Continuing Lou Reed’s constant effort to describe struggles for transcendence, he delivers a very average album here. Quite universally panned by critics on release, most have since corrected their underestimation of Berlin, some going too far in the other direction to call this some kind of masterpiece. It’s not his best work, but it’s not his worst either.
Combining brash decadence with bleak misery, Reed crafts an unlikely album. On the surface is over-the-top arena rock and maudlin prog rock. Fueling the fire are Reed’s brilliant songs. Coming off the surprise success of Transformer (an excellent but misunderstood album) Lou Reed had the support to assemble quite a studio band including Jack Bruce, Steve Winwood, and the Brecker brothers.
Berlin tells an ongoing story. It is a concept album. The storyline is very easy to follow. Caroline is the main character. Out of the depths of Berlin nightlife (“Berlin” is Reed’s Barbara Streisand song) she falls in love with Jim. “Men of Good Fortune” contemplates the possibilities of the rich and the poor. Reed finds the glory in both without passing judgment. “How Do You Think It Feels” blasts an indignant reply to the first part of the album. After the odd novelty wears off, Caroline and Jim’s relationship burns out. Jim abuses Caroline and leaves her with the children. In her desperate struggle to cope, she sinks deep into a world of drugs (notably amphetamines). The state takes her children, “The Kids,” as society mocks her existence. Reed fades to Caroline’s suicide on ”The Bed.” “Sad Song” is the climax. Jim never fully grasped the situation. Was Caroline’s life for nothing?

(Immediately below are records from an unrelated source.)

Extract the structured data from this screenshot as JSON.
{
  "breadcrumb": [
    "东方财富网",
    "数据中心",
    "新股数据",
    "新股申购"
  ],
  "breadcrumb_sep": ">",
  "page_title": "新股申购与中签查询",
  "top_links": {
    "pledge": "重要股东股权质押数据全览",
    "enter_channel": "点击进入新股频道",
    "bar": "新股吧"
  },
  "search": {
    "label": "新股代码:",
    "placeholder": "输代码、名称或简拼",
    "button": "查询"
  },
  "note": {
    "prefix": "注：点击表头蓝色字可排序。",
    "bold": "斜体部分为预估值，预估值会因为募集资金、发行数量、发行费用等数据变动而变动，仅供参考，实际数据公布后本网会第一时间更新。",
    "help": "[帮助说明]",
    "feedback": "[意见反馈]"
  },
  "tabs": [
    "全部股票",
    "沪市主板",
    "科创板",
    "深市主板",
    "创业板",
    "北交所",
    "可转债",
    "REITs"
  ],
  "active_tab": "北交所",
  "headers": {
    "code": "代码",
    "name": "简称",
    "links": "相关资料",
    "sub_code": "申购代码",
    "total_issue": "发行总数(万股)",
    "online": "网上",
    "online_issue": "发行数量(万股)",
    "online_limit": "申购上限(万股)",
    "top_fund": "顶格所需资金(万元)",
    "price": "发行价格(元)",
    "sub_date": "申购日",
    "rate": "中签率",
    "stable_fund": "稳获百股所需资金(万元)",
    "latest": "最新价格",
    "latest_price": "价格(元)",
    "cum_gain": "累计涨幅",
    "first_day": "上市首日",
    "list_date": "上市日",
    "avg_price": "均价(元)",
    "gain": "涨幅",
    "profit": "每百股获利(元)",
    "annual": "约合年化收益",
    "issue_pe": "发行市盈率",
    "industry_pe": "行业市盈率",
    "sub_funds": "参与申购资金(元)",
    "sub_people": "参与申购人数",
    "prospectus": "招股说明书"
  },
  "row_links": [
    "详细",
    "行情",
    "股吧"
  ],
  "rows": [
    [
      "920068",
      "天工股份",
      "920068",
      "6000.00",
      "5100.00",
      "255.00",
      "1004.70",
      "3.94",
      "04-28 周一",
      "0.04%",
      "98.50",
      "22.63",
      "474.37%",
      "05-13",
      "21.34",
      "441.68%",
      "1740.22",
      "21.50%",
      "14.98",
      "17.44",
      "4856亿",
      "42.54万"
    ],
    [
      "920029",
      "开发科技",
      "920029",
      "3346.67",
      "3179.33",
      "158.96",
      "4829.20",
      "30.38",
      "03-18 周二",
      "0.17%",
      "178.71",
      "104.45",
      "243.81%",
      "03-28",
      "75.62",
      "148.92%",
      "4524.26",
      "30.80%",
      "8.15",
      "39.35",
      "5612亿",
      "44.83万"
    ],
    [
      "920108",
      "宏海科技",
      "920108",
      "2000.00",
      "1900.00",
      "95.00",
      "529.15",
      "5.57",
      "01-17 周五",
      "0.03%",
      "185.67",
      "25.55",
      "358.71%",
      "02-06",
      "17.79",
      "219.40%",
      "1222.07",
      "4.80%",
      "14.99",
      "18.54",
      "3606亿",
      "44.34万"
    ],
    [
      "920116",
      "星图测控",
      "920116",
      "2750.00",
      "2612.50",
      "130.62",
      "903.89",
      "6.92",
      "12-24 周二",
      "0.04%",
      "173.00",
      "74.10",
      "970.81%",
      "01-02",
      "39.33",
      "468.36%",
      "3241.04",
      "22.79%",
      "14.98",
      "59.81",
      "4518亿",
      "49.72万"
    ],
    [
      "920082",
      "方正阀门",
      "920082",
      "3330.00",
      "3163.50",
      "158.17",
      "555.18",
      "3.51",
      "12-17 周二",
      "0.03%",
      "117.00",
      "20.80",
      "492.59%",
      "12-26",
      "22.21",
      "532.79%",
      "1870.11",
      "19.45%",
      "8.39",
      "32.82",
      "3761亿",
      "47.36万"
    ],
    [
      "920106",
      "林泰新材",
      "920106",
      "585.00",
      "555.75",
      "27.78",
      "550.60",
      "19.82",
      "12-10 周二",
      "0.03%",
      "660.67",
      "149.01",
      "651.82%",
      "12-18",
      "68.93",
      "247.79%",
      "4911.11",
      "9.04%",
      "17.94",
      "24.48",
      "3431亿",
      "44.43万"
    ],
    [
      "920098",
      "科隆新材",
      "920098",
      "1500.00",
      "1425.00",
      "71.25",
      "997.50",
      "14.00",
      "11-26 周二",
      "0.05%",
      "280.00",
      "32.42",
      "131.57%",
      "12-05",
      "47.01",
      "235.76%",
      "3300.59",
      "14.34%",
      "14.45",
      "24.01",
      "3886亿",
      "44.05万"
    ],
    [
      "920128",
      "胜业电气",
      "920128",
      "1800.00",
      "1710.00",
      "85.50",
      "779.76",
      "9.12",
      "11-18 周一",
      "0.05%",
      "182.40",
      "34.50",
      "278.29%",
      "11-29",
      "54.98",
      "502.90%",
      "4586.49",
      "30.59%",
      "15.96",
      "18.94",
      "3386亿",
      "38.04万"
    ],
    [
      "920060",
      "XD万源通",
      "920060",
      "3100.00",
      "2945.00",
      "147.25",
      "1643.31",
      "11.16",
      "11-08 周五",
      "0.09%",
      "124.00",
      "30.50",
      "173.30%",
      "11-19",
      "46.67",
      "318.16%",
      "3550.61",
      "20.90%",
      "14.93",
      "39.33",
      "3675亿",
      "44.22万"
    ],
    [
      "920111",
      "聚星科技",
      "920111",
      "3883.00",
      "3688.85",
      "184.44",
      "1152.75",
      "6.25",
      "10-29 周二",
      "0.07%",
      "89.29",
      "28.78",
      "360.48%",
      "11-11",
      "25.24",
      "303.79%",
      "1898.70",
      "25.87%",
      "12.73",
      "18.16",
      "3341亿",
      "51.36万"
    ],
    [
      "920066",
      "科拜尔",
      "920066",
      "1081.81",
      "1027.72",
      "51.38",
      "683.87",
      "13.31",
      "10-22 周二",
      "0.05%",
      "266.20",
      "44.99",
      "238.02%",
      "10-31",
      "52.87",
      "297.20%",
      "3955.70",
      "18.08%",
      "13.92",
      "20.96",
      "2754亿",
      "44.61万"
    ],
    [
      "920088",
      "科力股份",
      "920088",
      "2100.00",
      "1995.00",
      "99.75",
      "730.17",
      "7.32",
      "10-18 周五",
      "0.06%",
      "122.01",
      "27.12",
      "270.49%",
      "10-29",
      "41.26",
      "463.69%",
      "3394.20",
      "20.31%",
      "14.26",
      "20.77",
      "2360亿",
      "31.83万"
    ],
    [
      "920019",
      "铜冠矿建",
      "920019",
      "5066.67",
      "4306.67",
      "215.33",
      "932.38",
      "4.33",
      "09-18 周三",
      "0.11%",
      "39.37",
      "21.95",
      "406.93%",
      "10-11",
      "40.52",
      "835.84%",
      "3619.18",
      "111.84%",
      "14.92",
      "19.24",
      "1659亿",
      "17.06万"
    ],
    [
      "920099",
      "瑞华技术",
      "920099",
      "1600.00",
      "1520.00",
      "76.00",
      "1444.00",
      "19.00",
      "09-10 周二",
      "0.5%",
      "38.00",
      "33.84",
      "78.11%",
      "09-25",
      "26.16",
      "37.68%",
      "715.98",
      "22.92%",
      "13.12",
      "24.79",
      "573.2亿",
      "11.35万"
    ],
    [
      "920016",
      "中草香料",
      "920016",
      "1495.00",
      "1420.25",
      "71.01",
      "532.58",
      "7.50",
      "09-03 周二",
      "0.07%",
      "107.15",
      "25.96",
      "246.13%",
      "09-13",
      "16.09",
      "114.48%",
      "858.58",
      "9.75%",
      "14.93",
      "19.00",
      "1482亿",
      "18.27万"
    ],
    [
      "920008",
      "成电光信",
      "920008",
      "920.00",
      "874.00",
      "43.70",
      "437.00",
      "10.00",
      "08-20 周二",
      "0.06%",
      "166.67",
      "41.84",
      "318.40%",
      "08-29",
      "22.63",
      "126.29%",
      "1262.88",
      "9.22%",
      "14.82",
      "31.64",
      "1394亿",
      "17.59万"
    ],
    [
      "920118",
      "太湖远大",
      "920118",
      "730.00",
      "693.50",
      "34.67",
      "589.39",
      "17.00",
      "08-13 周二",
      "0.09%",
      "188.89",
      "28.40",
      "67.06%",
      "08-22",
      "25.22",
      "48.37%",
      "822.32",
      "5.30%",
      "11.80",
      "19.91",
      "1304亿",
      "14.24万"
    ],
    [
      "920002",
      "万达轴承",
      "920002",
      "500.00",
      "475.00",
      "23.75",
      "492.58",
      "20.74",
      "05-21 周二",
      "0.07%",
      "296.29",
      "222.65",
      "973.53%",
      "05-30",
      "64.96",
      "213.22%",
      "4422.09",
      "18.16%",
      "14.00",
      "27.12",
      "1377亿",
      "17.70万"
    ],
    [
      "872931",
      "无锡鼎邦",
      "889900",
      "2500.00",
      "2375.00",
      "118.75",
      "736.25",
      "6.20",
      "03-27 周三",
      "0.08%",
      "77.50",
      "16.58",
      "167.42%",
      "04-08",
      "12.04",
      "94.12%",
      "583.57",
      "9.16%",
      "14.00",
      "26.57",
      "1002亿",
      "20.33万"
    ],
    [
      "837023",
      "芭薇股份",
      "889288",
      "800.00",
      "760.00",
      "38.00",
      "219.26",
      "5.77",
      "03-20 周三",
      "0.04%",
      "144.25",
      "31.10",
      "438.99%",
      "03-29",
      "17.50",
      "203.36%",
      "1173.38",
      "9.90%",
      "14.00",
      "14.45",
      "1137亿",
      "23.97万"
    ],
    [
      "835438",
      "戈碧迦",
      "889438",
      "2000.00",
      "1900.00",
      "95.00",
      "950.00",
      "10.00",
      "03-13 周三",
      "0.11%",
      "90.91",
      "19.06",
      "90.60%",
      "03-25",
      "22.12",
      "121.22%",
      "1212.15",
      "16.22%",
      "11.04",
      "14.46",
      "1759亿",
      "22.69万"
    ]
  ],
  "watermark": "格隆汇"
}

The most singularly amazing aspect of Berlin is how Lou Reed turns unreleased Velvet Underground songs (at least, unreleased on proper studio albums) into the bulk of this entirely new story. “Stephanie Says” (a great Velvet Underground song, likely never released because of John Cale’s abrupt severance from the group) became “Caroline Says II.” “Oh, Gin” formed a good part of “Oh, Jim.” It takes remarkable skill to re-work these songs into an ongoing storyline.
These songs stand alone well, but make something more in the context of the ongoing story. I like to think Berlin turned out exactly as Reed planned, but critics wanted nothing of Reed’s designs. The production does seem out of place, exactly as the characters do. Rather than a hindrance, incorporating songwriting, production, and all aspects of the album into it’s story is remarkable. Few dare like Lou Reed.
This album broke Reed free from his glam-rock period. He now stood alone as the solo artist he always wanted to be. He was not understood yet, but the beauty of Lou Reed is his persistence. His attitude has ruined many possibly great works but it also helped plow ahead with something like this. This record reveals subtle beauty masked with blunt rock and roll. It does find success more than seems apparent at first. But it still sounds kind of shitty in many ways.
[For what it’s worth, Berlin: Live at St Ann’s Warehouse is slightly better, mostly because it ends with three songs not from Berlin.]